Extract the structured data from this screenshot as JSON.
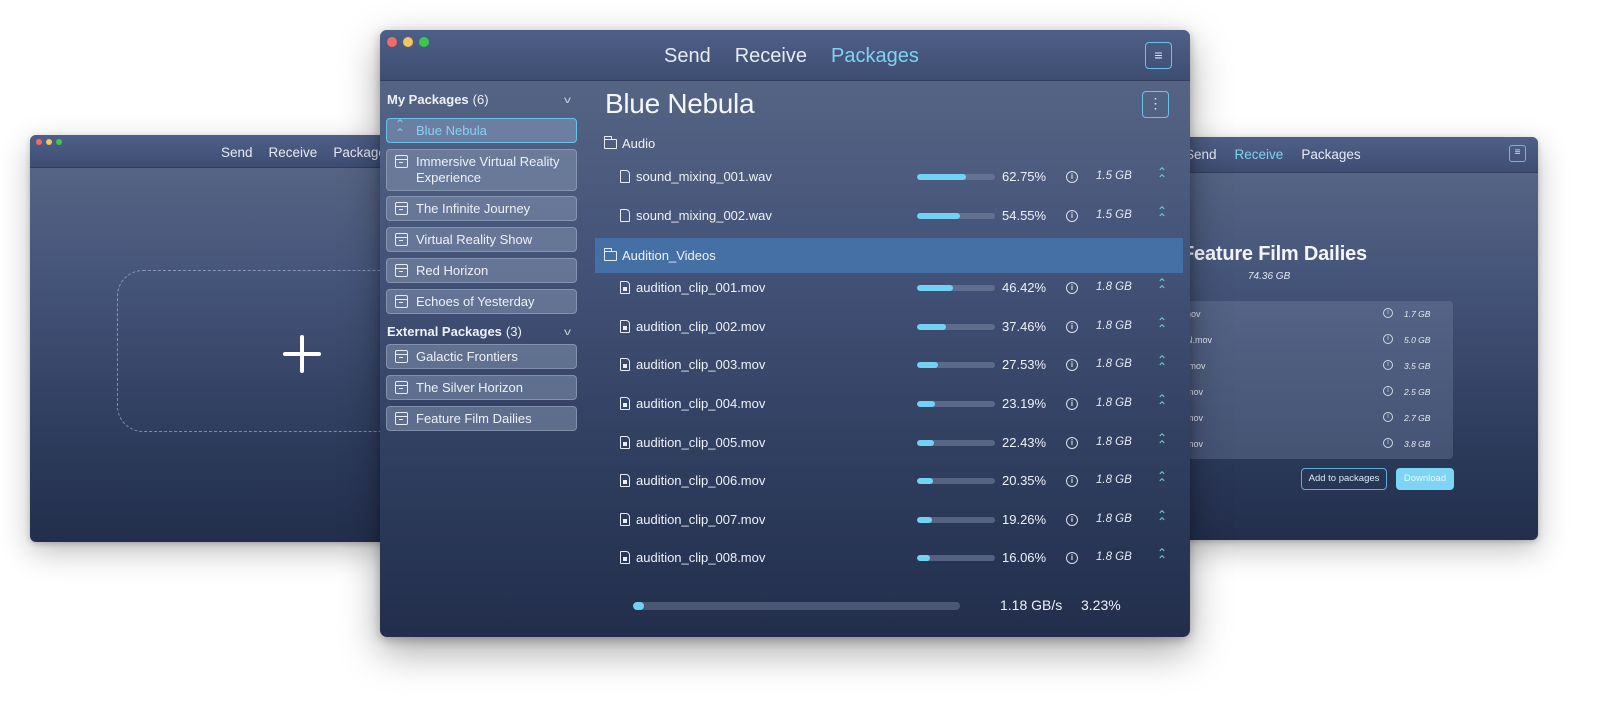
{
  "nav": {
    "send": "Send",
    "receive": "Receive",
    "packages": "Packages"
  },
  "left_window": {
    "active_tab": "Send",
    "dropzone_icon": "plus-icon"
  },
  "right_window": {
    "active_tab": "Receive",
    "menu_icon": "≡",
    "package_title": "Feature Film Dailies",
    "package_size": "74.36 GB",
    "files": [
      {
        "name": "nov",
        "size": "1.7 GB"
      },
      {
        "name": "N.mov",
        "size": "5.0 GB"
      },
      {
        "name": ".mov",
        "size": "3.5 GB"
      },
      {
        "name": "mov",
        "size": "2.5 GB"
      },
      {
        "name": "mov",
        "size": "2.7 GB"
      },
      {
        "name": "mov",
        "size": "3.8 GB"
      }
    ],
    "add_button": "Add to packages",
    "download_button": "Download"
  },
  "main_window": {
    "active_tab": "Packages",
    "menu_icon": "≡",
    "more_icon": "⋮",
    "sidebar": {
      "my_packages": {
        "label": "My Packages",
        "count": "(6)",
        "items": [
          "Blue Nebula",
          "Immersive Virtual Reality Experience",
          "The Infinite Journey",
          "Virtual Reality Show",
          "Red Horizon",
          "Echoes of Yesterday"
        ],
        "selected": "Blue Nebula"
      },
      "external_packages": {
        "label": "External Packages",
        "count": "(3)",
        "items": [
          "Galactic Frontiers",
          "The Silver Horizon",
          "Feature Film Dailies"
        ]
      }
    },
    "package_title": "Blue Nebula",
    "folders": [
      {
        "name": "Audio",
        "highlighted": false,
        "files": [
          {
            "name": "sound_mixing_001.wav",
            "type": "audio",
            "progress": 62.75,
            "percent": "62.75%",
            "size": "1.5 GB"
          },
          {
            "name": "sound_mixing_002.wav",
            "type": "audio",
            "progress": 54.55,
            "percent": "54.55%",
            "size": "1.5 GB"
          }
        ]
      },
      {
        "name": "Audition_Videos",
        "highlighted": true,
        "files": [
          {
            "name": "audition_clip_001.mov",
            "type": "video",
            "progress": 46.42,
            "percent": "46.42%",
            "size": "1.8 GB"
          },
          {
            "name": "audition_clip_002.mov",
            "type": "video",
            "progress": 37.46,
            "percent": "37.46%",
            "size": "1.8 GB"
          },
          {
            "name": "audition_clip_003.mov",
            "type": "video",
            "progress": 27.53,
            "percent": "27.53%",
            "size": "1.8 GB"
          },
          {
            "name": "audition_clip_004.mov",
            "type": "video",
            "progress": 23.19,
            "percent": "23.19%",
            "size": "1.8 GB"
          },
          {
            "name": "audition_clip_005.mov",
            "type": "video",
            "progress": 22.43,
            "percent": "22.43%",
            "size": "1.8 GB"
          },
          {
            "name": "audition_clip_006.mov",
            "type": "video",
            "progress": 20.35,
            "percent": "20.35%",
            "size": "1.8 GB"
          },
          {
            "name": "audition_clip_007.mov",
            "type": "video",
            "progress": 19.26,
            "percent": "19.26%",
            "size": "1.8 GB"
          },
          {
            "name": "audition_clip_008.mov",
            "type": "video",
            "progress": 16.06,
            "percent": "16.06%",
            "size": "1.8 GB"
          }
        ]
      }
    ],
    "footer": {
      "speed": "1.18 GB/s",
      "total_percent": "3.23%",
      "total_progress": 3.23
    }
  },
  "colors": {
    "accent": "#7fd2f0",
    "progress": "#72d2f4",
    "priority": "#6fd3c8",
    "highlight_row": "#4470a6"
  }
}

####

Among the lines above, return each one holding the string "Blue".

• [Output of the task]
          "Blue Nebula",
        "selected": "Blue Nebula"
    "package_title": "Blue Nebula",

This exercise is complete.